[Data shown]

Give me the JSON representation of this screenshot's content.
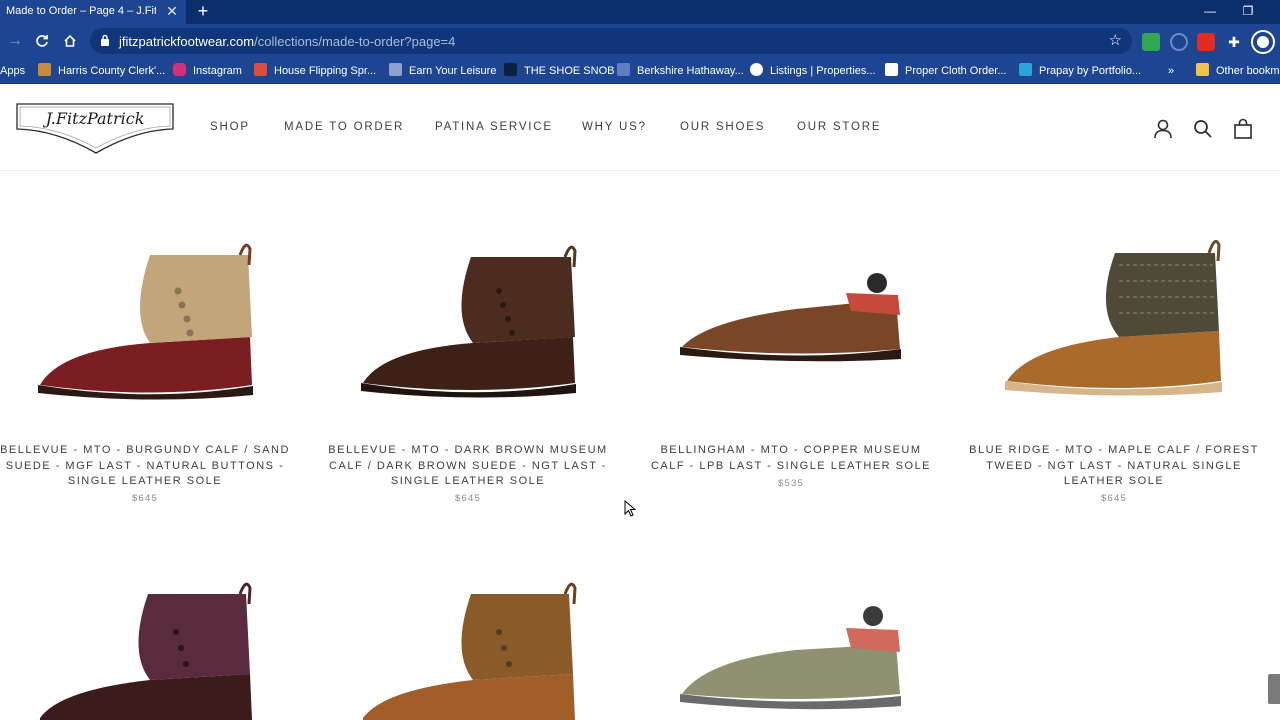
{
  "browser": {
    "tab_title": "Made to Order – Page 4 – J.FitzPatrick",
    "url_domain": "jfitzpatrickfootwear.com",
    "url_path": "/collections/made-to-order?page=4",
    "bookmarks": [
      "Apps",
      "Harris County Clerk'...",
      "Instagram",
      "House Flipping Spr...",
      "Earn Your Leisure",
      "THE SHOE SNOB",
      "Berkshire Hathaway...",
      "Listings | Properties...",
      "Proper Cloth Order...",
      "Prapay by Portfolio...",
      "»",
      "Other bookmarks"
    ]
  },
  "nav": {
    "items": [
      "SHOP",
      "MADE TO ORDER",
      "PATINA SERVICE",
      "WHY US?",
      "OUR SHOES",
      "OUR STORE"
    ]
  },
  "logo_text": "J.FitzPatrick",
  "products": [
    {
      "title": "BELLEVUE - MTO - BURGUNDY CALF / SAND SUEDE - MGF LAST - NATURAL BUTTONS - SINGLE LEATHER SOLE",
      "price": "$645"
    },
    {
      "title": "BELLEVUE - MTO - DARK BROWN MUSEUM CALF / DARK BROWN SUEDE - NGT LAST - SINGLE LEATHER SOLE",
      "price": "$645"
    },
    {
      "title": "BELLINGHAM - MTO - COPPER MUSEUM CALF - LPB LAST - SINGLE LEATHER SOLE",
      "price": "$535"
    },
    {
      "title": "BLUE RIDGE - MTO - MAPLE CALF / FOREST TWEED - NGT LAST - NATURAL SINGLE LEATHER SOLE",
      "price": "$645"
    }
  ],
  "colors": {
    "chrome_dark": "#0b2f6b",
    "chrome": "#1d4592",
    "text": "#3e3e3e",
    "price": "#8a8a8a"
  }
}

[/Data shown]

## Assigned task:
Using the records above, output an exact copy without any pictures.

## Written response:
Give me the JSON representation of this screenshot's content.
{
  "browser": {
    "tab_title": "Made to Order – Page 4 – J.FitzPatrick",
    "url_domain": "jfitzpatrickfootwear.com",
    "url_path": "/collections/made-to-order?page=4",
    "bookmarks": [
      "Apps",
      "Harris County Clerk'...",
      "Instagram",
      "House Flipping Spr...",
      "Earn Your Leisure",
      "THE SHOE SNOB",
      "Berkshire Hathaway...",
      "Listings | Properties...",
      "Proper Cloth Order...",
      "Prapay by Portfolio...",
      "»",
      "Other bookmarks"
    ]
  },
  "nav": {
    "items": [
      "SHOP",
      "MADE TO ORDER",
      "PATINA SERVICE",
      "WHY US?",
      "OUR SHOES",
      "OUR STORE"
    ]
  },
  "logo_text": "J.FitzPatrick",
  "products": [
    {
      "title": "BELLEVUE - MTO - BURGUNDY CALF / SAND SUEDE - MGF LAST - NATURAL BUTTONS - SINGLE LEATHER SOLE",
      "price": "$645"
    },
    {
      "title": "BELLEVUE - MTO - DARK BROWN MUSEUM CALF / DARK BROWN SUEDE - NGT LAST - SINGLE LEATHER SOLE",
      "price": "$645"
    },
    {
      "title": "BELLINGHAM - MTO - COPPER MUSEUM CALF - LPB LAST - SINGLE LEATHER SOLE",
      "price": "$535"
    },
    {
      "title": "BLUE RIDGE - MTO - MAPLE CALF / FOREST TWEED - NGT LAST - NATURAL SINGLE LEATHER SOLE",
      "price": "$645"
    }
  ],
  "colors": {
    "chrome_dark": "#0b2f6b",
    "chrome": "#1d4592",
    "text": "#3e3e3e",
    "price": "#8a8a8a"
  }
}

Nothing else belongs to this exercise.